The IN.PACT Admiral DCB is a primary endovascular therapy, which allows physicians to treat claudication and restenosis for patients with SFA disease..
It is claimed to be the first DCB to secure FDA approval for the treatment of in-stent restenosis and lesions up to 360mm in length.
In April this year, the firm secured approval for the treatment of SFA up to 360mm in length.
The approval was granted based on clinical data from the complex lesion imaging cohorts of the IN.PACT global study, including long lesion, in-stent restenosis, and chronic total occlusion (CTO) groups with lesion lengths greater than 180mm.
According to the company, complex lesions with over 150mm length are commonly encountered in clinical practice and remain a significant treatment challenge for physicians.
Medtronic cardiac and vascular group’s peripheral business vice president and general manager Mark Pacyna said: “In our IN.PACT Global Study, IN.PACT Admiral demonstrated safety and effectiveness in real-world patients with complex lesions, including long lesions.
“Our new long lesion indication – coupled with the approval of the 200mm and 250mm balloons -furthers our commitment to the clinical community by equipping them with the tools and evidence needed to effectively treat complex cases.”
Initially, the DCB will help in the physical dilatation of the vessel lumen with the support of PTA. It will be followed by the delivery of paclitaxel.
With a unique dose and excipient, IN.PACT Admiral DCB will help to avoid artery narrowing by minimizing scar tissue formation.
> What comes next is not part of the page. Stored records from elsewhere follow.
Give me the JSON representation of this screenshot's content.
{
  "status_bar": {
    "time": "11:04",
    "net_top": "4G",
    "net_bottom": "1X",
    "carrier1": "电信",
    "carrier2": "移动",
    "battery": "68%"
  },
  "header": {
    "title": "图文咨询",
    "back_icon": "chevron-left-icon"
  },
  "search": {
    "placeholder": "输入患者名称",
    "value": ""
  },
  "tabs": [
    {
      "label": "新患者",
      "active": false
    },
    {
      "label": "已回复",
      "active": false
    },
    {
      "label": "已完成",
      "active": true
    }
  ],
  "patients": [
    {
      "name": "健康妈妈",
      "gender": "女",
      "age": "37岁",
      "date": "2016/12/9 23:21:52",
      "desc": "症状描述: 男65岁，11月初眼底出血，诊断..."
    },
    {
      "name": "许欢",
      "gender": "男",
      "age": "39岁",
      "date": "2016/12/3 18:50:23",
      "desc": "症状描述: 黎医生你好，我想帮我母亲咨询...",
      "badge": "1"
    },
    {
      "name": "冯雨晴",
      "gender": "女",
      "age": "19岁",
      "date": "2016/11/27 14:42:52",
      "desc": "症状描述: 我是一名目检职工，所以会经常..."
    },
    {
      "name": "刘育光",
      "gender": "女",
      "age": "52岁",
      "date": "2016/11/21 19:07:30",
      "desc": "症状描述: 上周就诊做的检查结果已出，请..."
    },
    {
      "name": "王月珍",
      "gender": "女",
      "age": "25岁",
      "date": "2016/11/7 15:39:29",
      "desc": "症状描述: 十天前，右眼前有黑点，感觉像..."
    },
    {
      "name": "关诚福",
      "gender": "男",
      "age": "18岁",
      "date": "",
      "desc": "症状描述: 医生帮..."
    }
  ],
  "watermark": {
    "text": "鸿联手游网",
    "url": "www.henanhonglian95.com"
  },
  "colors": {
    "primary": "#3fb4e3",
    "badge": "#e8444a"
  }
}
In 2009, IN.PACT Admiral secured CE mark approval for the treatment of PAD. In December 2014, the DCB secured FDA approval to treat superficial femoral and popliteal arteries.